chu slt old church
Built as the Barton County Home circa 1929, this brick building was purchased by Faith Community Church in 1975. Today it houses the parsonage and guest rooms for the church. - photo by Susan Thacker/Great Bend Tribune

Faith Community Church of Great Bend will be celebrating 61 years of ministry and dedicating the new church addition at 10 a.m. this Sunday, Oct. 13.   Speakers will include the Rev. Fred Kirkpatrick, founding pastor of 52 years, and Sandy Kennedy, senior pastor. The church is located 1 mile west of 10th St. and Patton Road.

The two-story brick building at the heart of Faith Community Church compound was originally built for the county poor farm. Blueprints dated Oct. 15, 1929, show the official name of the structure was the Barton County Home. Mann and Company, Hutchinson, was the architect.

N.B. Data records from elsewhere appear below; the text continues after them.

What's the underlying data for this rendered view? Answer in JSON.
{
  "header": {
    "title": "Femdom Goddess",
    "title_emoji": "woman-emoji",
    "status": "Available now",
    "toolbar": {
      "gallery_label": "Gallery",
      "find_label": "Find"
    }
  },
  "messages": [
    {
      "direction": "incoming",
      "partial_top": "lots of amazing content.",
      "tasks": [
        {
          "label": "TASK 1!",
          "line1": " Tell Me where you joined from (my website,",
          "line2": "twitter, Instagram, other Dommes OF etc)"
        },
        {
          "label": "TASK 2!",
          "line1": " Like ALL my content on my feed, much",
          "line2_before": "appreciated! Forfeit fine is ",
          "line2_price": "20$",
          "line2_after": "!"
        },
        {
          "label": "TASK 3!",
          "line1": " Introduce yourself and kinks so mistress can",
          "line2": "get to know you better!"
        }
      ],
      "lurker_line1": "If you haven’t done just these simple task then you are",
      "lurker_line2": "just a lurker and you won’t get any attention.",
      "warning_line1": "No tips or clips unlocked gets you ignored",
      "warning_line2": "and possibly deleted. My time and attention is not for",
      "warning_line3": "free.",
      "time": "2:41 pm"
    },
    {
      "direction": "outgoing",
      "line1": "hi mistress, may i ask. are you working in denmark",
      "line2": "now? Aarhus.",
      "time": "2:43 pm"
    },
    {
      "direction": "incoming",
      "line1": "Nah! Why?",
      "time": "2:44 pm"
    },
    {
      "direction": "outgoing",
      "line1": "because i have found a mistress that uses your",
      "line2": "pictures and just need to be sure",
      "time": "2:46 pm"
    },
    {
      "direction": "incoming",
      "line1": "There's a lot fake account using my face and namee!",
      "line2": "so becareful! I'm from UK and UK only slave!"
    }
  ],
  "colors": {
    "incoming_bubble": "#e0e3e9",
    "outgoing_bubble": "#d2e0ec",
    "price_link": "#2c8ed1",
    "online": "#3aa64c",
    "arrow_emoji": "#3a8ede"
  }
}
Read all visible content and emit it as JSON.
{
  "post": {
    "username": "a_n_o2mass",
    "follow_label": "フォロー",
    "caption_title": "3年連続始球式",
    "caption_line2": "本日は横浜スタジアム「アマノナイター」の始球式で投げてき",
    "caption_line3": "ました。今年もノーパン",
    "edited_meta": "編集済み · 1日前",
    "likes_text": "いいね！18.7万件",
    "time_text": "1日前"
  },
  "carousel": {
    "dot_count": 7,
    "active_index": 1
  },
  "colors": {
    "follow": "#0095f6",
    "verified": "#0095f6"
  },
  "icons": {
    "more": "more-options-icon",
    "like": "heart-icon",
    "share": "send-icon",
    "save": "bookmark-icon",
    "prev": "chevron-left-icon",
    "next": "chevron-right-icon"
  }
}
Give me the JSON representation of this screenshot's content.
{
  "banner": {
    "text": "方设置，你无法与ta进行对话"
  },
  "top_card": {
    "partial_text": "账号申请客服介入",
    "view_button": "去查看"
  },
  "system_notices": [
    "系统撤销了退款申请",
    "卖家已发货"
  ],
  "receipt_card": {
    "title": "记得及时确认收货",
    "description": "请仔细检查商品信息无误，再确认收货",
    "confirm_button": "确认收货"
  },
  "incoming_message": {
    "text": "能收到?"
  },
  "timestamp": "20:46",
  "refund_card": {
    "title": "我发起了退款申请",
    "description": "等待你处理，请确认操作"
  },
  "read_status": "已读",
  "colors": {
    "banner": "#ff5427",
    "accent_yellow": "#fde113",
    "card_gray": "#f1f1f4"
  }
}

Pastor Sandy Kennedy said the property had a barn and livestock, chicken house, silo, orchard and garden. The farm had underground cisterns for rainwater collection for use in irrigation.
“It is my understanding that every county in the state was to have or did have a ‘poor farm,’ she said. “It was a kind of welfare system.”
Kennedy admits she doesn’t know a lot about Kansas history on this subject.
“It is my understanding a ‘poor’ person could live there and work on the farm to help feed themselves. I can remember as a kid, people saying the phrase, ‘sent to the poor farm.’  I don’t know if they meant the county poor farms or not. It became more of a county home later, then eventually sold at action when the church bought it.”
Pat Keenan was the auctioneer when the property was sold in 1975. Kennedy notes that another party wanted the land and church members expected to be out-bid, but their rival either had a change or heart or got mixed up on the date of the sale.
“Man built it for one purpose, and God had a different purpose,” she said.
The Barton County Historical Society has a copy of the 1940 U.S. Census, which shows 21 people living at the “county farm,” including Earl Saling, who was listed as being “in charge.”
Beverly Komarek, executive director of the Historical Society Museum, recalls that by the 1950s the building was a home for blind and elderly residents whose families could no longer care for them.
An undated Hutchinson News article on file at the Historical Society shows there was an earlier “Barton County Poor Farm” located east of Great Bend, where a “pesthouse” was built in the 1880s. This isolated wooden house may have housed patients with smallpox.